Task details » Go through the data below and return each line where the string "caption" occurs.

Interface dataset entries:

────

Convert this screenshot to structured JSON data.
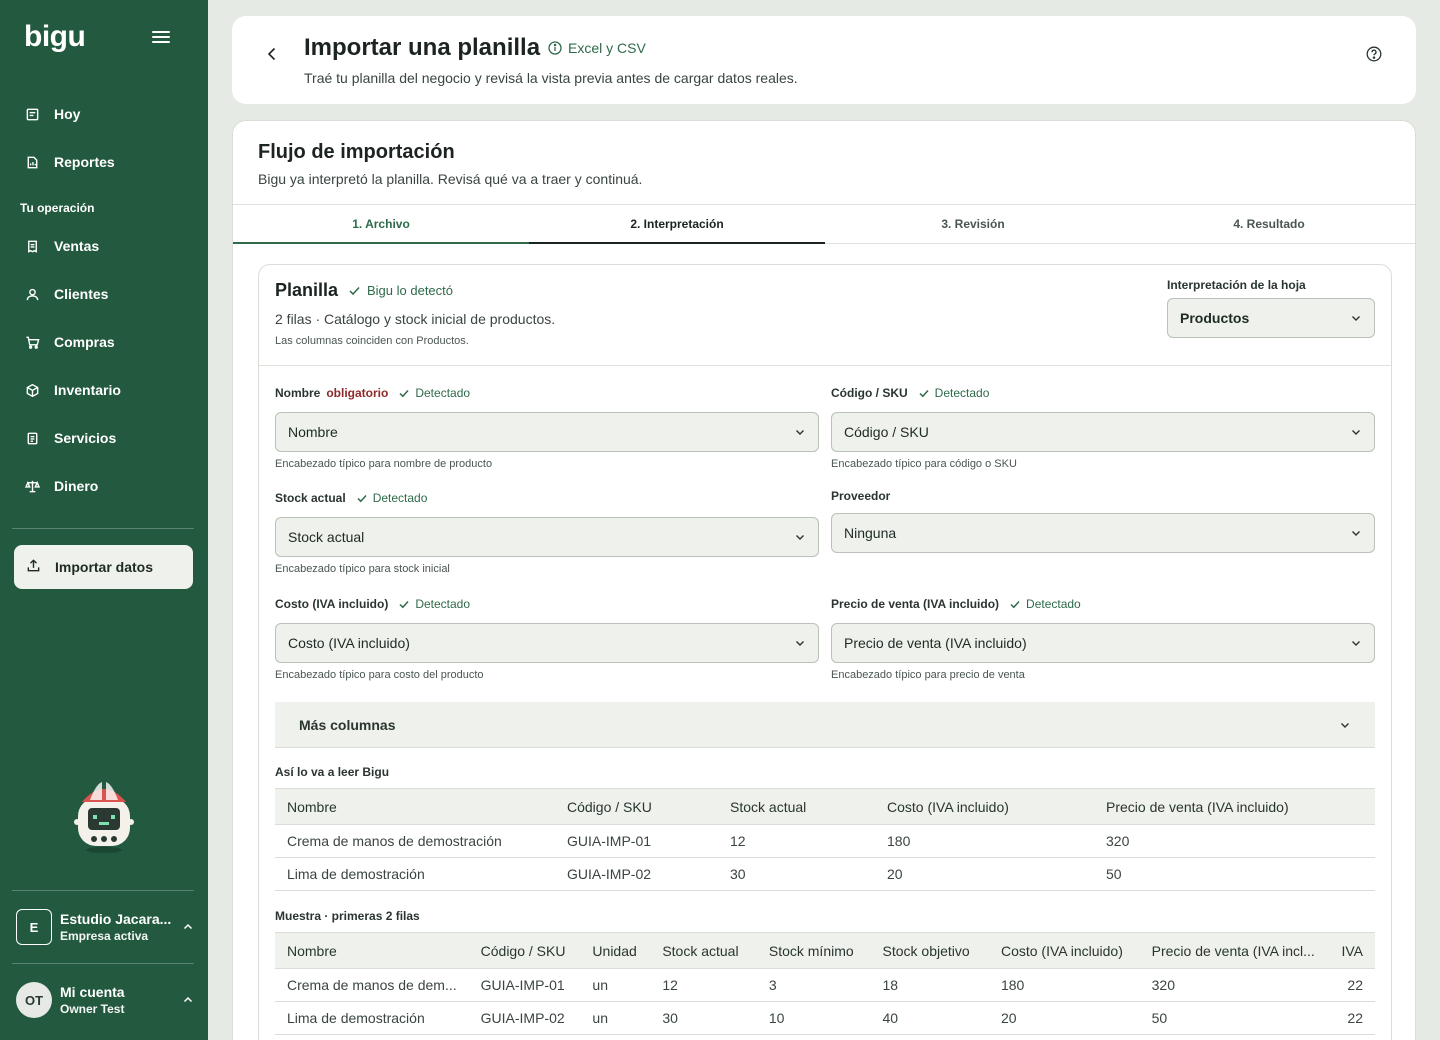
{
  "app": {
    "logo": "bigu"
  },
  "sidebar": {
    "top_items": [
      {
        "label": "Hoy",
        "icon": "calendar-icon"
      },
      {
        "label": "Reportes",
        "icon": "report-icon"
      }
    ],
    "section_label": "Tu operación",
    "items": [
      {
        "label": "Ventas",
        "icon": "receipt-icon"
      },
      {
        "label": "Clientes",
        "icon": "user-icon"
      },
      {
        "label": "Compras",
        "icon": "cart-icon"
      },
      {
        "label": "Inventario",
        "icon": "box-icon"
      },
      {
        "label": "Servicios",
        "icon": "document-icon"
      },
      {
        "label": "Dinero",
        "icon": "scale-icon"
      }
    ],
    "import_button": {
      "label": "Importar datos",
      "icon": "upload-icon"
    },
    "business": {
      "badge": "E",
      "name": "Estudio Jacara...",
      "sub": "Empresa activa"
    },
    "user": {
      "badge": "OT",
      "name": "Mi cuenta",
      "sub": "Owner Test"
    }
  },
  "header": {
    "title": "Importar una planilla",
    "format": "Excel y CSV",
    "subtitle": "Traé tu planilla del negocio y revisá la vista previa antes de cargar datos reales."
  },
  "flow": {
    "title": "Flujo de importación",
    "subtitle": "Bigu ya interpretó la planilla. Revisá qué va a traer y continuá.",
    "steps": [
      "1. Archivo",
      "2. Interpretación",
      "3. Revisión",
      "4. Resultado"
    ]
  },
  "sheet": {
    "title": "Planilla",
    "detected_label": "Bigu lo detectó",
    "meta": "2 filas · Catálogo y stock inicial de productos.",
    "note": "Las columnas coinciden con Productos.",
    "interpretation_label": "Interpretación de la hoja",
    "interpretation_value": "Productos"
  },
  "fields": {
    "nombre": {
      "label": "Nombre",
      "required": "obligatorio",
      "detected": "Detectado",
      "value": "Nombre",
      "help": "Encabezado típico para nombre de producto"
    },
    "codigo": {
      "label": "Código / SKU",
      "detected": "Detectado",
      "value": "Código / SKU",
      "help": "Encabezado típico para código o SKU"
    },
    "stock": {
      "label": "Stock actual",
      "detected": "Detectado",
      "value": "Stock actual",
      "help": "Encabezado típico para stock inicial"
    },
    "proveedor": {
      "label": "Proveedor",
      "value": "Ninguna"
    },
    "costo": {
      "label": "Costo (IVA incluido)",
      "detected": "Detectado",
      "value": "Costo (IVA incluido)",
      "help": "Encabezado típico para costo del producto"
    },
    "precio": {
      "label": "Precio de venta (IVA incluido)",
      "detected": "Detectado",
      "value": "Precio de venta (IVA incluido)",
      "help": "Encabezado típico para precio de venta"
    }
  },
  "more_columns": "Más columnas",
  "preview": {
    "caption": "Así lo va a leer Bigu",
    "headers": [
      "Nombre",
      "Código / SKU",
      "Stock actual",
      "Costo (IVA incluido)",
      "Precio de venta (IVA incluido)"
    ],
    "rows": [
      [
        "Crema de manos de demostración",
        "GUIA-IMP-01",
        "12",
        "180",
        "320"
      ],
      [
        "Lima de demostración",
        "GUIA-IMP-02",
        "30",
        "20",
        "50"
      ]
    ]
  },
  "sample": {
    "caption": "Muestra · primeras 2 filas",
    "headers": [
      "Nombre",
      "Código / SKU",
      "Unidad",
      "Stock actual",
      "Stock mínimo",
      "Stock objetivo",
      "Costo (IVA incluido)",
      "Precio de venta (IVA incl...",
      "IVA"
    ],
    "rows": [
      [
        "Crema de manos de dem...",
        "GUIA-IMP-01",
        "un",
        "12",
        "3",
        "18",
        "180",
        "320",
        "22"
      ],
      [
        "Lima de demostración",
        "GUIA-IMP-02",
        "un",
        "30",
        "10",
        "40",
        "20",
        "50",
        "22"
      ]
    ]
  }
}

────

Answer to this exercise »
    "caption": "Así lo va a leer Bigu",
    "caption": "Muestra · primeras 2 filas",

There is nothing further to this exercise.